Our regular Tunnel Tours are currently postponed. Please email email@example.com if you'd like to enquire about a private tour.
Ventnor Botanic Garden has many secrets, some dating back to the days of the Royal National Hospital that formerly stood on the site. Underground caverns, secret passageways and a tunnel through the cliff can be found by the visitors to the Garden.
A proposal to dig a tunnel from the gardens down to the shore was mooted in the late 1800s. The Royal National Hospital annual report for 1875 states that “There can be no doubt that if the patients were able to obtain free access to the shore it would be very conducive alike to their recovery and their enjoyment.” Money for the tunnel at that time was not forthcoming and although it was built later, its function was by no means the rather romantic conception that has given rise to a good deal of speculation and comment; it was in fact used as a conduit for rubbish that was propelled through it and dumped into the sea. Steel tramlines are still visible on the floor. Exactly when the tunnel was built is unknown; possibly it was in relation to a new system of drainage and sewage disposal that was completed sometime in the 1880s. The tunnel was closed at both ends in 1940.
The 350 foot long vaulted roofed tunnel exits through the cliff midway down and is inaccessible. DO NOT attempt to locate the exit, or try to enter unless with one of our guides, as the cliff is extremely dangerous. Bolted gates are also in place for safety.
The Australian Terraces are planted with a faithful representation of the riverine flora of New South Wales. There are parts of this landscape in which the visitor is immersed in surrounding vegetation to the exclusion of all else except the shared sky itself.
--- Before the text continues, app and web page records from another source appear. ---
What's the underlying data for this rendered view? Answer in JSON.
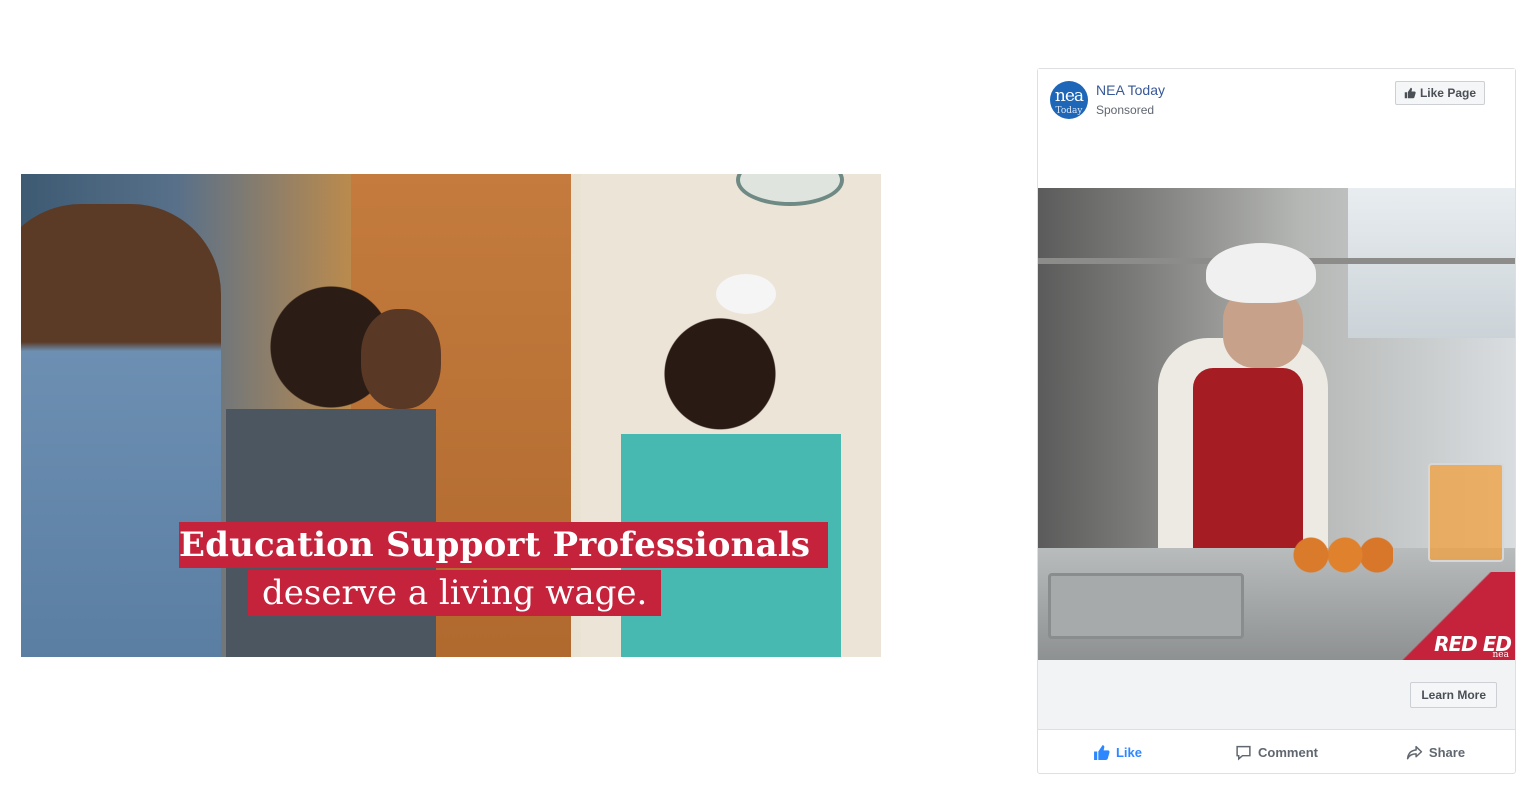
{
  "video": {
    "caption_line1": "Education Support Professionals",
    "caption_line2": "deserve a living wage."
  },
  "post": {
    "page_name": "NEA Today",
    "sponsored_label": "Sponsored",
    "avatar_text_top": "nea",
    "avatar_text_bottom": "Today",
    "like_page_label": "Like Page",
    "cta_label": "Learn More",
    "badge_text": "RED ED",
    "badge_sub": "nea",
    "actions": {
      "like": "Like",
      "comment": "Comment",
      "share": "Share"
    }
  },
  "colors": {
    "caption_red": "#c5223b",
    "facebook_blue": "#385898",
    "like_blue": "#2d88ff",
    "avatar_blue": "#1d66b8"
  },
  "icons": [
    "thumbs-up-icon",
    "comment-icon",
    "share-icon"
  ]
}
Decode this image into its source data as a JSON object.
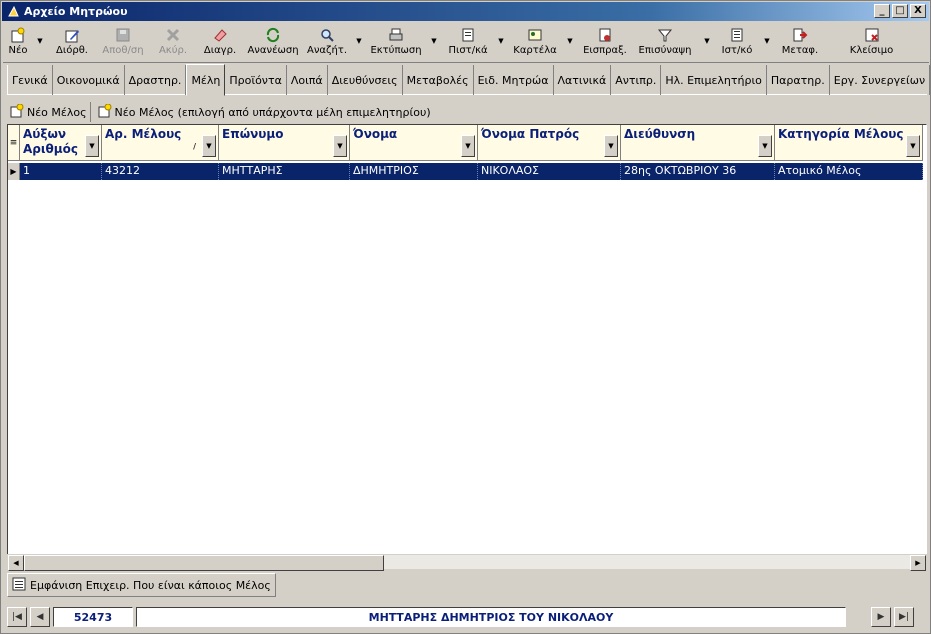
{
  "window": {
    "title": "Αρχείο Μητρώου",
    "minimize": "_",
    "maximize": "□",
    "close": "X"
  },
  "toolbar": {
    "new": "Νέο",
    "edit": "Διόρθ.",
    "save": "Αποθ/ση",
    "cancel": "Ακύρ.",
    "delete": "Διαγρ.",
    "refresh": "Ανανέωση",
    "search": "Αναζήτ.",
    "print": "Εκτύπωση",
    "certificate": "Πιστ/κά",
    "card": "Καρτέλα",
    "receipt": "Εισπραξ.",
    "summary": "Επισύναψη",
    "history": "Ιστ/κό",
    "transfer": "Μεταφ.",
    "close": "Κλείσιμο"
  },
  "tabs": [
    "Γενικά",
    "Οικονομικά",
    "Δραστηρ.",
    "Μέλη",
    "Προϊόντα",
    "Λοιπά",
    "Διευθύνσεις",
    "Μεταβολές",
    "Ειδ. Μητρώα",
    "Λατινικά",
    "Αντιπρ.",
    "Ηλ. Επιμελητήριο",
    "Παρατηρ.",
    "Εργ. Συνεργείων"
  ],
  "active_tab": "Μέλη",
  "subbar": {
    "new_member": "Νέο Μέλος",
    "new_member_existing": "Νέο Μέλος (επιλογή από υπάρχοντα μέλη επιμελητηρίου)"
  },
  "grid": {
    "headers": {
      "serial_l1": "Αύξων",
      "serial_l2": "Αριθμός",
      "member_no": "Αρ. Μέλους",
      "surname": "Επώνυμο",
      "name": "Όνομα",
      "father": "Όνομα Πατρός",
      "address": "Διεύθυνση",
      "category": "Κατηγορία Μέλους"
    },
    "row": {
      "serial": "1",
      "member_no": "43212",
      "surname": "ΜΗΤΤΑΡΗΣ",
      "name": "ΔΗΜΗΤΡΙΟΣ",
      "father": "ΝΙΚΟΛΑΟΣ",
      "address": "28ης ΟΚΤΩΒΡΙΟΥ 36",
      "category": "Ατομικό Μέλος"
    }
  },
  "bottom_button": "Εμφάνιση Επιχειρ. Που είναι κάποιος Μέλος",
  "nav": {
    "record_id": "52473",
    "record_name": "ΜΗΤΤΑΡΗΣ ΔΗΜΗΤΡΙΟΣ ΤΟΥ ΝΙΚΟΛΑΟΥ"
  }
}
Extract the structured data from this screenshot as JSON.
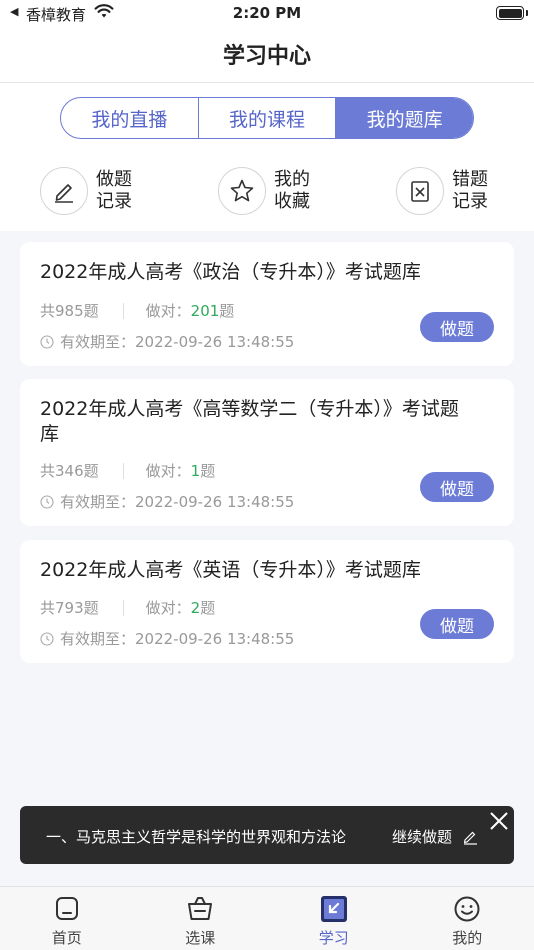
{
  "status_bar": {
    "back_label": "◀",
    "carrier": "香樟教育",
    "time": "2:20 PM"
  },
  "header": {
    "title": "学习中心"
  },
  "segments": [
    {
      "label": "我的直播",
      "active": false
    },
    {
      "label": "我的课程",
      "active": false
    },
    {
      "label": "我的题库",
      "active": true
    }
  ],
  "shortcuts": [
    {
      "icon": "pencil-icon",
      "line1": "做题",
      "line2": "记录"
    },
    {
      "icon": "star-icon",
      "line1": "我的",
      "line2": "收藏"
    },
    {
      "icon": "wrong-answer-icon",
      "line1": "错题",
      "line2": "记录"
    }
  ],
  "cards": [
    {
      "title": "2022年成人高考《政治（专升本）》考试题库",
      "total": "共985题",
      "correct_label": "做对：",
      "correct": "201",
      "correct_unit": "题",
      "expiry": "有效期至：2022-09-26 13:48:55",
      "button": "做题"
    },
    {
      "title": "2022年成人高考《高等数学二（专升本）》考试题库",
      "total": "共346题",
      "correct_label": "做对：",
      "correct": "1",
      "correct_unit": "题",
      "expiry": "有效期至：2022-09-26 13:48:55",
      "button": "做题"
    },
    {
      "title": "2022年成人高考《英语（专升本）》考试题库",
      "total": "共793题",
      "correct_label": "做对：",
      "correct": "2",
      "correct_unit": "题",
      "expiry": "有效期至：2022-09-26 13:48:55",
      "button": "做题"
    }
  ],
  "toast": {
    "text": "一、马克思主义哲学是科学的世界观和方法论",
    "continue_label": "继续做题"
  },
  "tabs": [
    {
      "icon": "home-icon",
      "label": "首页",
      "active": false
    },
    {
      "icon": "basket-icon",
      "label": "选课",
      "active": false
    },
    {
      "icon": "study-icon",
      "label": "学习",
      "active": true
    },
    {
      "icon": "smiley-icon",
      "label": "我的",
      "active": false
    }
  ],
  "colors": {
    "accent": "#6c7bd6",
    "correct": "#2faa5a",
    "toast_bg": "#2b2b2b"
  }
}
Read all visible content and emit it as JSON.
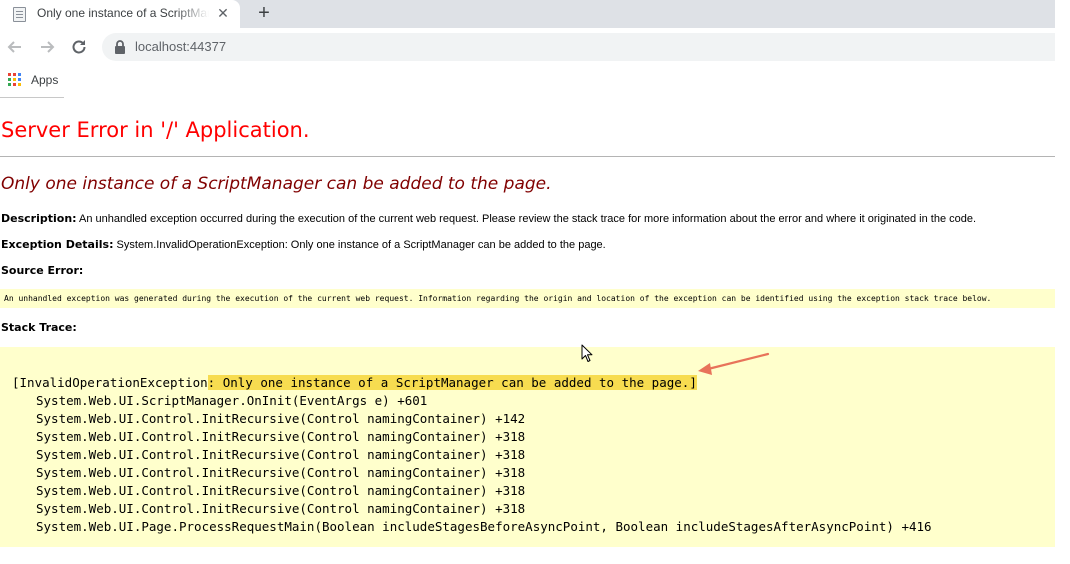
{
  "browser": {
    "tab": {
      "title": "Only one instance of a ScriptManager can be added to the page.",
      "close_glyph": "✕",
      "favicon": "page-icon"
    },
    "new_tab_glyph": "+",
    "nav": {
      "back_icon": "back-arrow-icon",
      "forward_icon": "forward-arrow-icon",
      "reload_icon": "reload-icon"
    },
    "address_bar": {
      "url": "localhost:44377",
      "icon": "lock-icon"
    },
    "bookmarks": {
      "apps_label": "Apps",
      "apps_icon": "apps-grid-icon"
    }
  },
  "error_page": {
    "title": "Server Error in '/' Application.",
    "exception_message": "Only one instance of a ScriptManager can be added to the page.",
    "description_label": "Description:",
    "description_text": "An unhandled exception occurred during the execution of the current web request. Please review the stack trace for more information about the error and where it originated in the code.",
    "exception_details_label": "Exception Details:",
    "exception_details_text": "System.InvalidOperationException: Only one instance of a ScriptManager can be added to the page.",
    "source_error_label": "Source Error:",
    "source_error_text": "An unhandled exception was generated during the execution of the current web request. Information regarding the origin and location of the exception can be identified using the exception stack trace below.",
    "stack_trace_label": "Stack Trace:",
    "stack_first_prefix": "[InvalidOperationException",
    "stack_first_highlight": ": Only one instance of a ScriptManager can be added to the page.]",
    "stack_lines": [
      "System.Web.UI.ScriptManager.OnInit(EventArgs e) +601",
      "System.Web.UI.Control.InitRecursive(Control namingContainer) +142",
      "System.Web.UI.Control.InitRecursive(Control namingContainer) +318",
      "System.Web.UI.Control.InitRecursive(Control namingContainer) +318",
      "System.Web.UI.Control.InitRecursive(Control namingContainer) +318",
      "System.Web.UI.Control.InitRecursive(Control namingContainer) +318",
      "System.Web.UI.Control.InitRecursive(Control namingContainer) +318",
      "System.Web.UI.Page.ProcessRequestMain(Boolean includeStagesBeforeAsyncPoint, Boolean includeStagesAfterAsyncPoint) +416"
    ]
  },
  "colors": {
    "title_red": "#ff0000",
    "heading_maroon": "#800000",
    "code_background": "#ffffcc",
    "highlight_yellow": "#f7dc50",
    "annotation_arrow": "#e8735a"
  },
  "overlays": {
    "annotation": "arrow-icon",
    "cursor": "mouse-cursor-icon"
  }
}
Growing plants in this style gives the feeling of what it is actually like where these plants originate from, whether the intensely sunny gumtree banks or shady treefern gulley.
Amongst this synthetic ecology are artificial rock formations created by Artecology Ltd. These are glimpsed through stands of Eucalyptus, you will see recreations of aborigine-inspired artwork. The aboriginal people of Australia had no written language and often used artwork painted on rocks and the oral tradition to pass on their culture through stories and legend to new generations. Some of their artwork appears obscure and surreal, some very pictorial of wild animals and birds. Story-telling walls going back centuries have been found. One particularly profound collage depicts the arrival of Europeans (complete with ships, hats and guns) after which no more art was made.
This year we have installed a new artificial rock on the route through the Australian Terrace. This has recreated the original depiction of the European arrival artwork. The poignancy is complimented by the nearby Wollemi Pine, which since its discovery in 1994 has been both saved by human agency in cultivation and yet doomed in its wild state.